A Lenten Reflection on the 50th Anniversary of Bloody Sunday

From oppression and violence he redeems their life; and precious is their blood in his sight. Psalm 72:14

Reflection and photos by Aundreia Alexander, Associate General Secretary

I was in the number, one of the tens of thousands that converged on Selma, Alabama, a small city, and but for the occasion that brought us all there, relatively unknown. We were there to commemorate the 50th Anniversary of the March for voting rights and freedom, from Selma to Montgomery, a turning point event in American history. Some have incorrectly referred to this annual pilgrimage as a reenactment; we would never want to recreate the lived experience of broken bones, cracked skulls, bruised bodies, and blood soaked pavements. We do, however, honor those who walked before us, and try to channel the genuine fear of those, whose spirits were shaken but never broken, who were the foot soldiers of that first 50 mile journey.

The original march was disrupted on March 7, 1965, on what has come to be known as “Bloody Sunday”. This horrific yet transformative incident occurred during the holiest of seasons for the Christian faith. The Lenten season is a time of self-reflection and repentance.

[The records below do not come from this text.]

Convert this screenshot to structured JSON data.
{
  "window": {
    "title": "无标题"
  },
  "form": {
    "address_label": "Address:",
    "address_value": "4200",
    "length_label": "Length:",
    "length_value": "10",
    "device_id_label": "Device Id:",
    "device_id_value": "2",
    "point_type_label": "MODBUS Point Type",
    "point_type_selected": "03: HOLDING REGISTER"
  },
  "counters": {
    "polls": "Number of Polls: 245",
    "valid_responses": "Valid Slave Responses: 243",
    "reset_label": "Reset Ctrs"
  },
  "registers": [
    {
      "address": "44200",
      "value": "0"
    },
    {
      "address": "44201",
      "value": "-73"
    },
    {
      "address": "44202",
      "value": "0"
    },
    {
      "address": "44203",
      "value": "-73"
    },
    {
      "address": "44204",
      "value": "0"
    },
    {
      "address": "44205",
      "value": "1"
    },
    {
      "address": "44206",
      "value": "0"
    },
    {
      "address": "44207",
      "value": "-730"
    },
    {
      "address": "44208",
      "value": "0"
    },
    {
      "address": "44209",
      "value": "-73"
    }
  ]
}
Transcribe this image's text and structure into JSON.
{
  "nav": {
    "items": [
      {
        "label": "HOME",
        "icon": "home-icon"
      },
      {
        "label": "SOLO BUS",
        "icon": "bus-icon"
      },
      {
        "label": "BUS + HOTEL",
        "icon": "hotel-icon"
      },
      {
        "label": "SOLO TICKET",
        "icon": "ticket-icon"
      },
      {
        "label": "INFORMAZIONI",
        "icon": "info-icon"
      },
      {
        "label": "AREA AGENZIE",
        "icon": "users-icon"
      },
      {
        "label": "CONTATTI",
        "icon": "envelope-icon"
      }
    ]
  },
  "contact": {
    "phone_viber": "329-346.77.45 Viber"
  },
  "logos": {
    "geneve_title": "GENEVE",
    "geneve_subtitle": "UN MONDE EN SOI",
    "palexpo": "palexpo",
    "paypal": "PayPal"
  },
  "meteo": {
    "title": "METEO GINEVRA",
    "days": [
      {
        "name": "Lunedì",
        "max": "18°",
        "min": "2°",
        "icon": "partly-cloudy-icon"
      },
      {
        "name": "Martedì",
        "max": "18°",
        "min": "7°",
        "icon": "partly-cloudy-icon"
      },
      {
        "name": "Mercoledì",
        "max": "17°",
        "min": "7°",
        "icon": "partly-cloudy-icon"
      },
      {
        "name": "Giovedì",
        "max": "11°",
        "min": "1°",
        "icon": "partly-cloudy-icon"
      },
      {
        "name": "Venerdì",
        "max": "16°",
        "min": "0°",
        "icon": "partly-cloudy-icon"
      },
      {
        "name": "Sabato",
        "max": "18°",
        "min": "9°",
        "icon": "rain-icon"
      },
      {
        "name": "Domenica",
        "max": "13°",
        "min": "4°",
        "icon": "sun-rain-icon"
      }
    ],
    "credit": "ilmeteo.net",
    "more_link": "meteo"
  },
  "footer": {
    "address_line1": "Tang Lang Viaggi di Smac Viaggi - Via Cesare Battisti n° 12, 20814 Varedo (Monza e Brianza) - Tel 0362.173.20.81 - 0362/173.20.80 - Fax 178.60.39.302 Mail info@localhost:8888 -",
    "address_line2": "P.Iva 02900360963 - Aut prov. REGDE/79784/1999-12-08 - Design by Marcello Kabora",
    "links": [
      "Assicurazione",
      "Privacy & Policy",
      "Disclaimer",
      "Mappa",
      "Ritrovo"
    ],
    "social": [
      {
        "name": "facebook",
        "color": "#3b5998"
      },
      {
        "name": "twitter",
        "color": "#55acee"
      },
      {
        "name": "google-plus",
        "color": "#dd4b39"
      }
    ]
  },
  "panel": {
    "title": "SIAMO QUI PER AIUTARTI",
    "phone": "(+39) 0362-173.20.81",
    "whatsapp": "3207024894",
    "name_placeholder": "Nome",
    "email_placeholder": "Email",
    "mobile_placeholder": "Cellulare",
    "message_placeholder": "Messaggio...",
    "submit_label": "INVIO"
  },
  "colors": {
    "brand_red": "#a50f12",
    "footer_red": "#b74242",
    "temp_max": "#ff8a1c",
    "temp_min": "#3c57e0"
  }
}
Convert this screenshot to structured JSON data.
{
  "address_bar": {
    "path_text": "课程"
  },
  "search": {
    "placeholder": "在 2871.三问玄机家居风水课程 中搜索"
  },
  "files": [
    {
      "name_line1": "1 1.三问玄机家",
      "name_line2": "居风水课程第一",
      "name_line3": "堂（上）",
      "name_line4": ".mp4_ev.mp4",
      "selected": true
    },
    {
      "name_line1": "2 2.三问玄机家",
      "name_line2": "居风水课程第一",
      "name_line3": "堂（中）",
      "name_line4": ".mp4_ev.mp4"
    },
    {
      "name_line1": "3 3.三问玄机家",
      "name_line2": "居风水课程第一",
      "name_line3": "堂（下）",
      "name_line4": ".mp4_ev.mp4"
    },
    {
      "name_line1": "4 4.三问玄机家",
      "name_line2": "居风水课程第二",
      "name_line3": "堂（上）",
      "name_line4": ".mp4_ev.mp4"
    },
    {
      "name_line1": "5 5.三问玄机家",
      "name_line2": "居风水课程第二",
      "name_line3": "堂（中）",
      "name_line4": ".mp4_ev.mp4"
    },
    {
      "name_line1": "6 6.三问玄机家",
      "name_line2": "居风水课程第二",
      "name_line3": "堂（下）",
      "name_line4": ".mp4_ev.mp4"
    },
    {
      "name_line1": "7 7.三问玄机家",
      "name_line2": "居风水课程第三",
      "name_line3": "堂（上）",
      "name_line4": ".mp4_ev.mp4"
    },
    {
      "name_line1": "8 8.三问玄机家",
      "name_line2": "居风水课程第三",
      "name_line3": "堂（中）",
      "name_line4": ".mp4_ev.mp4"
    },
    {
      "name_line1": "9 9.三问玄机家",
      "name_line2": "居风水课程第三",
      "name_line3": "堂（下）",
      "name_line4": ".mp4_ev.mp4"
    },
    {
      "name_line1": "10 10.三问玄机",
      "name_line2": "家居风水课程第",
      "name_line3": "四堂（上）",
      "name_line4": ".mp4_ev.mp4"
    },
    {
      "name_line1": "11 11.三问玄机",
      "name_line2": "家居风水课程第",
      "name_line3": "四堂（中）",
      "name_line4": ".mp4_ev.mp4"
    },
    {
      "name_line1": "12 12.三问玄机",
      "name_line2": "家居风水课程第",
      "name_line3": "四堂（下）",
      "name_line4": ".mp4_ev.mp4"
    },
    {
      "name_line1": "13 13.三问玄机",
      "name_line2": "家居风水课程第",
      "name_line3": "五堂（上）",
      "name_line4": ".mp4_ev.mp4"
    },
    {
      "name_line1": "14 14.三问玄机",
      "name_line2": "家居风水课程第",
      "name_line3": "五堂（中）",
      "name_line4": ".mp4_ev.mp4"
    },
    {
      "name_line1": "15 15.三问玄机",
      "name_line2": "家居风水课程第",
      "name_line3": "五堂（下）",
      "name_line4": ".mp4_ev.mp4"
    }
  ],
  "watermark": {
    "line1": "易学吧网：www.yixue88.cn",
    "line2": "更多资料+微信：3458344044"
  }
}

Christians all over the world first prepare themselves by exercising spiritual disciplines like fasting and prayer. And from Palm Sunday to Easter we symbolically journey with Jesus to Golgotha. We pray with him and contemplate the depth of our faith at Gethsemane. We contemplate his persecution, humiliation and betrayal on Maundy Thursday. On Good Friday we hang with Him on the cross and experience the great chasm between us and God. Some of us even wonder if we have been forsaken by the same God. We thirst for the Living Water and when Jesus takes his last breath, we too give over our spirit, our doubts and fears to God. And then we wait for the miracle of resurrection.

It was in this holy Christian season fifty years ago, that people of faith met at the Edmund Pettus Bridge, named after a former Grand Dragon of the Ku Klux Klan (an organization that, by the way, proclaims its grounding in Christian moral values). They were Christian people armed with courage and conviction, who believed that all humanity is created in the image of God. They believed that everyone should be given equal rights and access to that which was foundational to pursuing life, liberty and happiness. With the spiritual fortitude of Jesus heading towards Golgotha they marched.

They were met at the foot of the bridge by others, many with whom they shared a faith. In this season of repentance and self-reflection the marchers came face to face with many Christians garbed in full military police regalia-riot gear, guns, tear gas, and billy clubs. The marchers were flanked by fellow Christians among the civilians jeering at them, spitting on them, and hurling objects at them. The marchers were attacked, beaten and gassed.

These same Christians, who met face to face on the bridge, will go on through the remainder of the Lenten season. During Holy Week they will journey with Jesus to Golgotha, witness the crucifixion, and on Easter Sunday proclaim the healing power of the resurrection in their separate communities, separate schools, and separate churches.

As I stood among those gathered at the commemoration of this great moment, I listened to President Obama and Congressman John Lewis, both persons whose very presence symbolized 50 years of progress. I also stood next to Michael Brown’s father and members of the staff from the Department of Justice, both symbolic of the racial disparity and injustice that still pervades society. I had just read the scathing DOJ report on Ferguson policing, documenting the entrenched racist practices of the police department and the municipality officials. I was still reeling from another report revealing that there would be no federal charges brought against Darren Wilson, the police officer who killed Michael Brown. In the midst of the crowd I see signs saying, “Hands up don’t shoot”, “I can’t breathe”, and “Black Lives Matter”. I also see a small sign that reminds us that, “Jesus Saves.”

It is the season of Lent, a period of self-reflection and repentance – a time, set aside, to grow closer to God. It is a time when we journey with Jesus to Golgotha, but Jesus also journey’s with us. Jesus was jeered at and spit upon. Jesus was persecuted and prosecuted by a flawed judicial system. Jesus experienced the agony of losing breath. Jesus died with His hands up.

It is a time for self-reflection, a time for repentance, and a time to remember as we journey with Jesus. We wait for the miracle of reconciliation, justice and peace in the Resurrection.


Since its founding in 1950, the National Council of the Churches of Christ in the USA has been the leading force for shared ecumenical witness among Christians in the United States. The NCC's 37 member communions -- from a wide spectrum of Protestant, Anglican, Orthodox, Evangelical, historic African American and Living Peace churches -- include 45 million persons in more than 100,000 local congregations in communities across the nation.

NCC News contact: Steven D. Martin: 202.412.4323 or [email protected]